Activity: Copy out each line featuring the string "true" from the entries beneath.

Provided data:
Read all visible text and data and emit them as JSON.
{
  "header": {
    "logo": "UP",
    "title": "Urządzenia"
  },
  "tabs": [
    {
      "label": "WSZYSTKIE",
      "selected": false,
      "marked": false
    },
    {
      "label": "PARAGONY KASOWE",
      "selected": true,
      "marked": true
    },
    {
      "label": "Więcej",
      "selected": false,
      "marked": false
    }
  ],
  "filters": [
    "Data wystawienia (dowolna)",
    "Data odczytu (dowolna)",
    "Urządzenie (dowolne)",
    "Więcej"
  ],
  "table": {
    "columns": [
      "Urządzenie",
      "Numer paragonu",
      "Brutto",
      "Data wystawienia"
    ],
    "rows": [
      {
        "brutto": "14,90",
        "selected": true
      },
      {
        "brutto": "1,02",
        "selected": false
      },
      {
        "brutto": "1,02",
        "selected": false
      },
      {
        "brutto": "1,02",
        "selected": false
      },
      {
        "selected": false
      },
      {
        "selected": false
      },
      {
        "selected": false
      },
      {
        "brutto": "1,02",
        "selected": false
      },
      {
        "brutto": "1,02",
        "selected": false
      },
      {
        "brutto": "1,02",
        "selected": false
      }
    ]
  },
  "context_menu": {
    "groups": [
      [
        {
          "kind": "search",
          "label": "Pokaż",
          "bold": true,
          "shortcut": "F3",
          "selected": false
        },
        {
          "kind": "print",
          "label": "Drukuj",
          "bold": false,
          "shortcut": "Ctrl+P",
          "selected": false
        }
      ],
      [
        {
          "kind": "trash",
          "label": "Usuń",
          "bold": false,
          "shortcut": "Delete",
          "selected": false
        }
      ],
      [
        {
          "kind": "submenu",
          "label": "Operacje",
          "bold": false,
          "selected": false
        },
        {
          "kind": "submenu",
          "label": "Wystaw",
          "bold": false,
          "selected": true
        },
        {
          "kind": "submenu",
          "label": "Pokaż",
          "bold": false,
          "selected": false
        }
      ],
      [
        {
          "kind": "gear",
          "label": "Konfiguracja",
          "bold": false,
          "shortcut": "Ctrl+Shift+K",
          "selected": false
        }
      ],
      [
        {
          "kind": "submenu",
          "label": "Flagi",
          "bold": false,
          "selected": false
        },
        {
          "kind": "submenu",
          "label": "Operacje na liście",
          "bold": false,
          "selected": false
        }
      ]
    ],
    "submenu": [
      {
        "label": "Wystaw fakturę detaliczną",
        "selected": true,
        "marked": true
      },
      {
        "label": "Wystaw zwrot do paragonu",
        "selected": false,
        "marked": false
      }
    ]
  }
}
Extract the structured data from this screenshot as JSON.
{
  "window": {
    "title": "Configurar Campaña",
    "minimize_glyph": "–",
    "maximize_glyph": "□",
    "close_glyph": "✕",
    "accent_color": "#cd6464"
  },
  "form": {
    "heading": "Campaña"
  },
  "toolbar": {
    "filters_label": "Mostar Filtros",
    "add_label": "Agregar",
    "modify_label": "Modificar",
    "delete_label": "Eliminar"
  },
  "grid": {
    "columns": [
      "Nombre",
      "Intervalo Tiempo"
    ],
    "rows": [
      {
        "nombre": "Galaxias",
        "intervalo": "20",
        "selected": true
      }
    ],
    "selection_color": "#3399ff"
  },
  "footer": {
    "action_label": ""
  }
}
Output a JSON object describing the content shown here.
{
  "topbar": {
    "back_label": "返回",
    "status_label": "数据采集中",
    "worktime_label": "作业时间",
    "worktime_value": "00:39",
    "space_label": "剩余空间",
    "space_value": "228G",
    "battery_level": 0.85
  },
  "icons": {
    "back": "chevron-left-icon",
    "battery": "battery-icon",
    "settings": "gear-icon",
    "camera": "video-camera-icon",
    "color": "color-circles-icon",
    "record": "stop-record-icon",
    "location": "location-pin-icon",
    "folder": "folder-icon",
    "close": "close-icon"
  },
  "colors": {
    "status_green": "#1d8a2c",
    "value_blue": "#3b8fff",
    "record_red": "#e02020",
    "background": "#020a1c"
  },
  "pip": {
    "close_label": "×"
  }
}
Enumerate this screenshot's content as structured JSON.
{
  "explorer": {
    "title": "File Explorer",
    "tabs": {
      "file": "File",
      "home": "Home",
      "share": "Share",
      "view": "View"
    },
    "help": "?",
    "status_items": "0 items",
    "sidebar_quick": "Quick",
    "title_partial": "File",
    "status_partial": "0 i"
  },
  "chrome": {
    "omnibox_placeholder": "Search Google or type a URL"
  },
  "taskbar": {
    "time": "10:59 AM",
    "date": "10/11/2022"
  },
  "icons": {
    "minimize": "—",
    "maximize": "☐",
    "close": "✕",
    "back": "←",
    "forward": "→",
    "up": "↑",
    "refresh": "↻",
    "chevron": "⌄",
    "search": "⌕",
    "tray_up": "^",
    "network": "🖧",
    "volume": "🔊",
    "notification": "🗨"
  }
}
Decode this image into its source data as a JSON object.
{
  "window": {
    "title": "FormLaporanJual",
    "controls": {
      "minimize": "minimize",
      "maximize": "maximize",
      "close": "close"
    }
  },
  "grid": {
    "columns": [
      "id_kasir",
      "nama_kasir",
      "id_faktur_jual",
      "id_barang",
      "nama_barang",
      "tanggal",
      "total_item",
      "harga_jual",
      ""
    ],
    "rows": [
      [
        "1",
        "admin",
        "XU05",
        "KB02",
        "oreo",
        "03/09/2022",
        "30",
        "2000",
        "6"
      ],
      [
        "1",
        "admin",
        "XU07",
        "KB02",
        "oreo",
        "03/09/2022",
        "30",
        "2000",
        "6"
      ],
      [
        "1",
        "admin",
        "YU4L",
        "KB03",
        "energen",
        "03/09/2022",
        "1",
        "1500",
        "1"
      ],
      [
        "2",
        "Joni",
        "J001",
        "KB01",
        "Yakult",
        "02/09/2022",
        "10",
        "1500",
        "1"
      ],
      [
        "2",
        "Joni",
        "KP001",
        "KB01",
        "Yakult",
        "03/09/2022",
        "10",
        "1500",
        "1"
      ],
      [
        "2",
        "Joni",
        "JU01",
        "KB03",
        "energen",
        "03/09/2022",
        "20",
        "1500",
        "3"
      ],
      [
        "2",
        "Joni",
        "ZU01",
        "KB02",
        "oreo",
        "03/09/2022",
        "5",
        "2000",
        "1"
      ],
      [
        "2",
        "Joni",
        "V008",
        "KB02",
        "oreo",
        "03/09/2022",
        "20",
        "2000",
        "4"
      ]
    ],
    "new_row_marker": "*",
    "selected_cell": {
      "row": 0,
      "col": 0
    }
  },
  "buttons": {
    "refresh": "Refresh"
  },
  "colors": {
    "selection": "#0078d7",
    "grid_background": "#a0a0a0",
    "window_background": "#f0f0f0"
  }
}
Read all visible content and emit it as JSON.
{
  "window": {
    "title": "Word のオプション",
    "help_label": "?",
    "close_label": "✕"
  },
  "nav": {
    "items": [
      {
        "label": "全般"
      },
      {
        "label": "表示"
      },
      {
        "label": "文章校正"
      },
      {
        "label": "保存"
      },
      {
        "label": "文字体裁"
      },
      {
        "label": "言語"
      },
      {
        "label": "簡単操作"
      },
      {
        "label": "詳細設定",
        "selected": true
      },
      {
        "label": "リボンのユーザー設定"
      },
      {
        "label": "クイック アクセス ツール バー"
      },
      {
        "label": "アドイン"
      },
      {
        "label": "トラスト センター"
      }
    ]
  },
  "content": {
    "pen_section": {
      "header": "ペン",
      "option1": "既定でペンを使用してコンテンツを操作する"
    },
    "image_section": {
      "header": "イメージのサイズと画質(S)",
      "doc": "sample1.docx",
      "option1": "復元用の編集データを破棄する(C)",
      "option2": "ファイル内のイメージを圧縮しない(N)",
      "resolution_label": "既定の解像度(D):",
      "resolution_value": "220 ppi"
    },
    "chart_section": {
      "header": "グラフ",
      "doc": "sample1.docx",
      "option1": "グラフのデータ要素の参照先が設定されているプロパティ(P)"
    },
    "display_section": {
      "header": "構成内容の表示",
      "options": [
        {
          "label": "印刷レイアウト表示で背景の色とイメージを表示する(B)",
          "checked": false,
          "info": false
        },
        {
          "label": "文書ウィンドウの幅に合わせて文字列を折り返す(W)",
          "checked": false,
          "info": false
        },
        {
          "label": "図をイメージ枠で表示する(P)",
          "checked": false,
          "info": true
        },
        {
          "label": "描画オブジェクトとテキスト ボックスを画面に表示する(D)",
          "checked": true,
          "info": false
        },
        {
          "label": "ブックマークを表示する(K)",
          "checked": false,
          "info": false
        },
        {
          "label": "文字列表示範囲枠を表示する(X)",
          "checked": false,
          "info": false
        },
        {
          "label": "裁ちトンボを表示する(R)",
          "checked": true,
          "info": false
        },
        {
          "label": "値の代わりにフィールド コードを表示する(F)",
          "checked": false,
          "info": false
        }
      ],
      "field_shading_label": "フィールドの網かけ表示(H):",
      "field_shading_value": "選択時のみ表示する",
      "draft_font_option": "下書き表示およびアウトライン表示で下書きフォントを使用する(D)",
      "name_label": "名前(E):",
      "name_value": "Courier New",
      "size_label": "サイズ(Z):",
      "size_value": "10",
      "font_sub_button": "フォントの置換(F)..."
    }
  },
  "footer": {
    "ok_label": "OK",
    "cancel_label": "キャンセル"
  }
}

Answer area:
      "selected": true,
      "marked": true
        "selected": true
          "bold": true,
          "selected": true
        "selected": true,
        "marked": true
        "selected": true
        "selected": true
          "info": true
          "checked": true,
          "checked": true,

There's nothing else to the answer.